It’s easier than ever to be a college student if we’re talking in terms of affording the incidental expenses that accompany a typical class schedule. No longer do you have to worry about shelling out hundreds of dollars for the latest version of Office or for a yearly security software subscription; welcome to the world of Open Source. Here is the must-have list of free online tools to get you through your four-plus years of academia.
A reliable computer security software, avast makes it easy to keep your machine, data, and documents secure in the virtual environment of the college campus swarming with computer hacks with too much time on their hands. You’ll get improved spyware protection and ensured safety on your social networks, online shopping and banking sites and you’ll never have to pay for a subscription.

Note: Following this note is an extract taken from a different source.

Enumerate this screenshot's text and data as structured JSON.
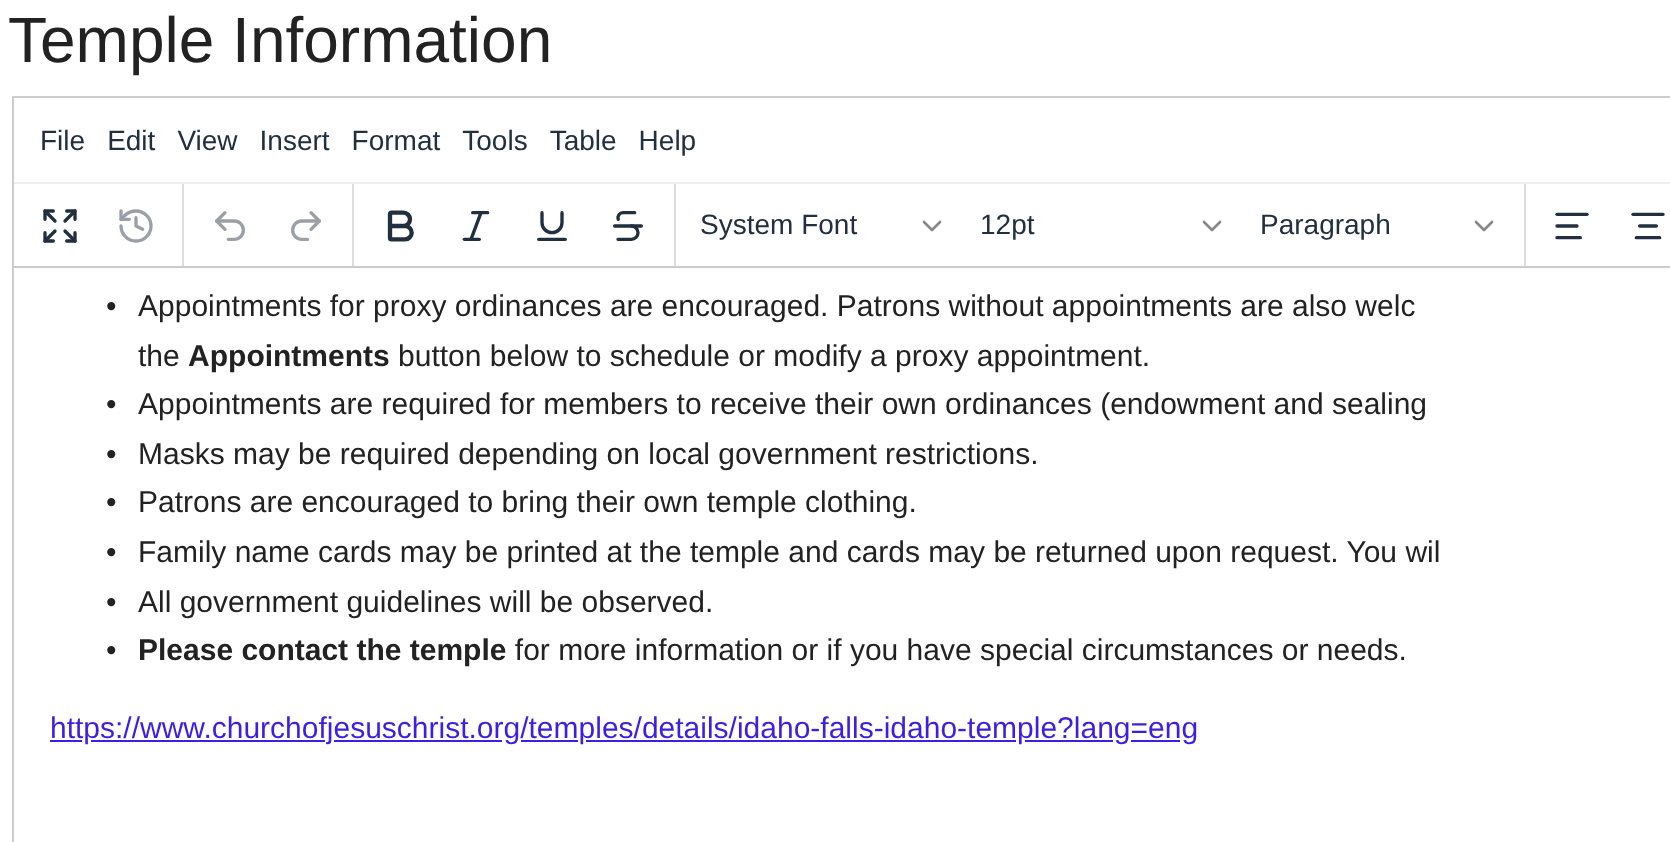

Comapping is a great online tool for group projects or even just to help you organize your own thoughts for a paper or conceptual assignment. The site offers free and easy-to-follow tutorials that explain all the ways you can use comapping for everything from note taking, organization and sharing. And because it’s virtual you can access it anywhere you have an Internet connection. You can use the site’s existing templates or create your own. It’s a great way to visualize your projects or discover a different approach to organizing your notes.
There’s a lot of note taking that goes on in college, but when you need to jot down something outside the classroom now you have a solution. Forget sticky notes, writing on your hand or mirror, Evernote allows you to make a text note, clip a Web page, grab a screenshot or even snap a picture of whatever you need to remember and it will never get lost. You can use Evernote to organize your notes in a way that makes sense to you — or for the not-so-organized individuals out there you can let Evernote do the organization for you — and your entire account is searchable.
Filezilla may become a huge help in your college career when large-scale projects demand file transfer capabilities more robust that your average email account can handle. As a free FTP solution that runs on Windows, Linux, Max OS X and other operating systems, the tool is perfect for a wide range of design and developer students. The system can handle up to 4 GB of data for transfer and free support is available.
Gimp stands for GNU Image Manipulation Program, which is exactly what it is. Whether for schoolwork or fun, photo manipulation is almost like a required skill these days. With Gimp you can take care of all your photo retouching needs as well as image authoring and composition. Think of it as Paint, Photoshop and Aperture all rolled into one free program that can be easily augmented with plugins and extensions on both PC and Mac operating systems.
All you need is a Gmail account and a computer to access one of the most robust, and often-used pieces of Open Source technology available. Upload your files from anywhere, access them and share your documents with anyone. You’ll never have to buy Office again; you’ll be covered for all your basic computing needs, including documents, spreadsheets, and presentations. And Google Docs makes it even easier to work on group projects, allowing you and your group mates to make edits to the same virtual version of the document.
Highlighter is revolutionizing the whole concept of “required readings.” Now you can highlight and annotate any virtual document and share your annotations with others. You can even bookmark your notes for future reference, which comes in quite handy when term paper time rolls around.
Get all your chatting done all on one platform. With Meebo you can log in to your AIM, facebook, Yahoo, and Windows Live accounts, among others, all under one screen name, which is perfect for giving mom your weekly update while simultaneously getting your Chem questions answered from a classmate and making plans with your friends for Friday night.
Mint may not help you with a specific class or assignment, but it can help you keep your finances straight and teach you something about budgeting — a topic the typical college student chooses to bypass. Link some or all of your financial accounts to your Mint account to keep track of your spending and bills. The system will alert you of timely notifications and offer easy budgeting tips, and you can take it on the go with the mobile app. Not a bad way to start planning for your financial future.
Ottobib can make your college life exponentially easier. Can’t remember the difference between MLA and APA citation styles? Or just don’t care? Pop your citation information into this online tool, select the type of citation you’re looking for and Ottobib can create it for you. That’s one less piece of information you have to keep stored in your brain and one easy way to avoid losing senseless points off your paper grade.
By the time you get halfway through your first semester of college you’ll already be sick of using Powerpoint. Get your hands into the world of Prezi, a virtual presentation tool that can completely change your thinking and your approach to presentation making and giving. Prezi allows you to organize thoughts in a non-linear fashion, creating more flexibility and allowing for more creativity in your presentations. You can embed video and images directly into the presentation, allowing for smoother transitions, and you never have to worry about forgetting your jump drive or dealing with software incompatibilities. Plus, you can get inspired by the existing Prezis in their virtual database or share your own.
Now available in the United States, Spotify is what you would get if iTunes and Pandora decided to reproduce. Their motto pretty much sums it up: “Any track, any time. And it’s free!” With more than 15 million available tracks, you can access practically any song you want and build and share your playlists. You never have to wait for downloads or take up any more space on your hard drive.